■ Instructions for the task: Your response should consist of the records, reproduced exactly.

(Records from a collection)
[Start of section]

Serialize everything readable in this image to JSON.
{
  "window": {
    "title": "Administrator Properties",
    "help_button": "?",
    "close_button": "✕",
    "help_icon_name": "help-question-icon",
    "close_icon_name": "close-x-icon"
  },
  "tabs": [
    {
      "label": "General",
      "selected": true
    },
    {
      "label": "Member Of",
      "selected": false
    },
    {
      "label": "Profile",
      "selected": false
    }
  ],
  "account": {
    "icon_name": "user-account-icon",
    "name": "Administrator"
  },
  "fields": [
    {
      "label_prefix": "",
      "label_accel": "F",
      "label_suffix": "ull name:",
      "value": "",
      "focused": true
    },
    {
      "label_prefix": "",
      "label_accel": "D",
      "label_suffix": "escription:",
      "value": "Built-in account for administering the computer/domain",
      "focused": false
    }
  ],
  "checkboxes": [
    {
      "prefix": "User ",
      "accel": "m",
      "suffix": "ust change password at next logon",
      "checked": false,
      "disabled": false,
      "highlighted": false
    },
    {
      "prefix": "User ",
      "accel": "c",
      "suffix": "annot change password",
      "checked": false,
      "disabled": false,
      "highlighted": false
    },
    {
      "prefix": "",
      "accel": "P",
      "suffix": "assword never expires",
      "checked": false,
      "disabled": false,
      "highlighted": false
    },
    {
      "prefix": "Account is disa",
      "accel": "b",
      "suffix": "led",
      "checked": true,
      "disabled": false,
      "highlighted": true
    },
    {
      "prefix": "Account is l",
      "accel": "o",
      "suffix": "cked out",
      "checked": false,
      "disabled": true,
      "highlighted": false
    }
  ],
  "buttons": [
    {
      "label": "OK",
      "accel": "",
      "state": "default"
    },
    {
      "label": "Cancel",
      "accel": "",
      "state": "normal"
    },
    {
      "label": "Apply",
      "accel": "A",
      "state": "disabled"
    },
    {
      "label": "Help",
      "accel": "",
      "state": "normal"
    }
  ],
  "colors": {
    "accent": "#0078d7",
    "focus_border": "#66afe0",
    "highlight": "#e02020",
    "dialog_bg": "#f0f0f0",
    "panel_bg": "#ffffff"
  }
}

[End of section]

■ Response area:
Serialize everything readable in this image to JSON.
{
  "window": {
    "title": "Administrator Properties",
    "help_button": "?",
    "close_button": "✕",
    "help_icon_name": "help-question-icon",
    "close_icon_name": "close-x-icon"
  },
  "tabs": [
    {
      "label": "General",
      "selected": true
    },
    {
      "label": "Member Of",
      "selected": false
    },
    {
      "label": "Profile",
      "selected": false
    }
  ],
  "account": {
    "icon_name": "user-account-icon",
    "name": "Administrator"
  },
  "fields": [
    {
      "label_prefix": "",
      "label_accel": "F",
      "label_suffix": "ull name:",
      "value": "",
      "focused": true
    },
    {
      "label_prefix": "",
      "label_accel": "D",
      "label_suffix": "escription:",
      "value": "Built-in account for administering the computer/domain",
      "focused": false
    }
  ],
  "checkboxes": [
    {
      "prefix": "User ",
      "accel": "m",
      "suffix": "ust change password at next logon",
      "checked": false,
      "disabled": false,
      "highlighted": false
    },
    {
      "prefix": "User ",
      "accel": "c",
      "suffix": "annot change password",
      "checked": false,
      "disabled": false,
      "highlighted": false
    },
    {
      "prefix": "",
      "accel": "P",
      "suffix": "assword never expires",
      "checked": false,
      "disabled": false,
      "highlighted": false
    },
    {
      "prefix": "Account is disa",
      "accel": "b",
      "suffix": "led",
      "checked": true,
      "disabled": false,
      "highlighted": true
    },
    {
      "prefix": "Account is l",
      "accel": "o",
      "suffix": "cked out",
      "checked": false,
      "disabled": true,
      "highlighted": false
    }
  ],
  "buttons": [
    {
      "label": "OK",
      "accel": "",
      "state": "default"
    },
    {
      "label": "Cancel",
      "accel": "",
      "state": "normal"
    },
    {
      "label": "Apply",
      "accel": "A",
      "state": "disabled"
    },
    {
      "label": "Help",
      "accel": "",
      "state": "normal"
    }
  ],
  "colors": {
    "accent": "#0078d7",
    "focus_border": "#66afe0",
    "highlight": "#e02020",
    "dialog_bg": "#f0f0f0",
    "panel_bg": "#ffffff"
  }
}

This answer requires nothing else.